Media Today : Unattainable Beauty Standards
Contributed by Cameron Davis
According to a study by the Girl Scouts of America in 2010, out of over 1000 adolescent girls surveyed, 88% of the girls believe that the media puts a lot of pressure on them to be thin and 65% believe that the body image represented in the fashion industry in the media is too skinny, and 60% said they compare their body to what they see in magazines. Now that adolescents have easy access to seeing celebrities on social media platforms like Twitter and Instagram, the pressures have grown. We constantly see these unattainable standards of beauty in the media and it can cause a lot of harm on young girls.
Collage showing harmful messages about body image
The media can cause body dissatisfaction, low self-esteem, and disordered eating. When girls compare their bodies to what is seen in the media, it increases their chance of having a poor body image. Research has shown that media is negatively associated with self-esteem, meaning that the more a girl views the media the greater chance she will have a lower self-esteem. As for disordered eating, research has shown that constant exposure to unhealthy messages about body image is related to disordered eating behaviors, such as restricting food, bingeing, and purging. When young girls see these unhealthy messages, such as the need to have a thigh gap or flat stomach, it can increase their chance of developing eating disorder behaviors in order to obtain these body types. According to a 2015 study by Common Sense Media, teens spend an average of nine hours a day using media (tweens average six hours a day), including movies, television, and social media sites, which means they are getting many hours of harmful media exposure.
Young girls are constantly being subjected to unattainable standards of beauty and the media does a poor job at defining what a ‘normal girl’ looks like. Female celebrities are constantly photoshopped to perfect their bodies by clearing any flaws in their skin and editing their body parts, such as making their waist thinner and their breasts larger.
One of the biggest problems is the lack of diversity seen in the media, which idealizes female celebrities that are white, tall, and thin. This is unhealthy for many young girls of different ethnicities because they are seeing a society that does not represent their ethnicity well in the media. A 2015 study by Laura Romo held a focus group with Mexican American adolescent females to discuss their views on body image and the media. Most of the girls said they were aware that being thin is the standard of beauty as shown by white women in movies, television shows, advertisements, and so forth. And, although many of them admire some of the curvier bodies in the media (some mentioned Beyoncé and Selena), they sometimes still feel pressure of reflecting the mainstream ideal of being thin. One 16-year-old girl in the focus group said “in white culture basically you just have to be skinny. Because you see it on TV, you see it on magazines, you see it everywhere. Everywhere you go, you basically hear that you are supposed to be like that.” If this is what girls of color are seeing in the media, you can imagine how that affects their own body image.

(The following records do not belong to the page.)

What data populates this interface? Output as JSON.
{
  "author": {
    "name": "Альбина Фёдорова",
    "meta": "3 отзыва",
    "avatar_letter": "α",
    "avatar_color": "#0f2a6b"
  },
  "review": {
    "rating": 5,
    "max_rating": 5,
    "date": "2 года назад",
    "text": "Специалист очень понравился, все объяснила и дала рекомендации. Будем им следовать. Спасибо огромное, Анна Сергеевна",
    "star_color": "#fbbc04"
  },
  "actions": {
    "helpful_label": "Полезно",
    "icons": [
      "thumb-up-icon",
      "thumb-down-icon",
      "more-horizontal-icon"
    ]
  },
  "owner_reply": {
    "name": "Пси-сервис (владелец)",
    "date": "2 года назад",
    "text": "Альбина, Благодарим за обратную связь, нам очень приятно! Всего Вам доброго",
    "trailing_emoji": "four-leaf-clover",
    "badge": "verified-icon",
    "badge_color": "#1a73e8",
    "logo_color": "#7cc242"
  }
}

However, there has begun to be a push towards a more diverse standard of beauty, both in body image and diversity in ethnicity. There are brands such as Aerie that have vowed to no longer Photoshop their models because it is about “body positivity and loving your real self.” There are also celebrities speaking out about being photoshopped and about diverse bodies in the media. Danielle
Brooks, known for her role in the show Orange is the New Black, recently called for a change in the media saying, “Ideally, I want to see all beauties, all shapes, all sizes, all skin tones, all backgrounds represented in my profession. Now that I am blessed to be that reflection I was once looking for, I’m making a promise to speak out for that little girl that I used to be.”
Another example of a celebrity speaking out about body image is actress Gina Rodriguez. In an interview, Gina said she learned body image positivity from her father saying, “he prepared us to be able to look at billboards and magazines and say, ‘this is not the only body type that is beautiful.’ He would encourage us to find our beauty and accept our beauty as what God gave us.”
It is important for young girls to seek out these body positive celebrities so that they understand that beauty is being yourself and accepting yourself.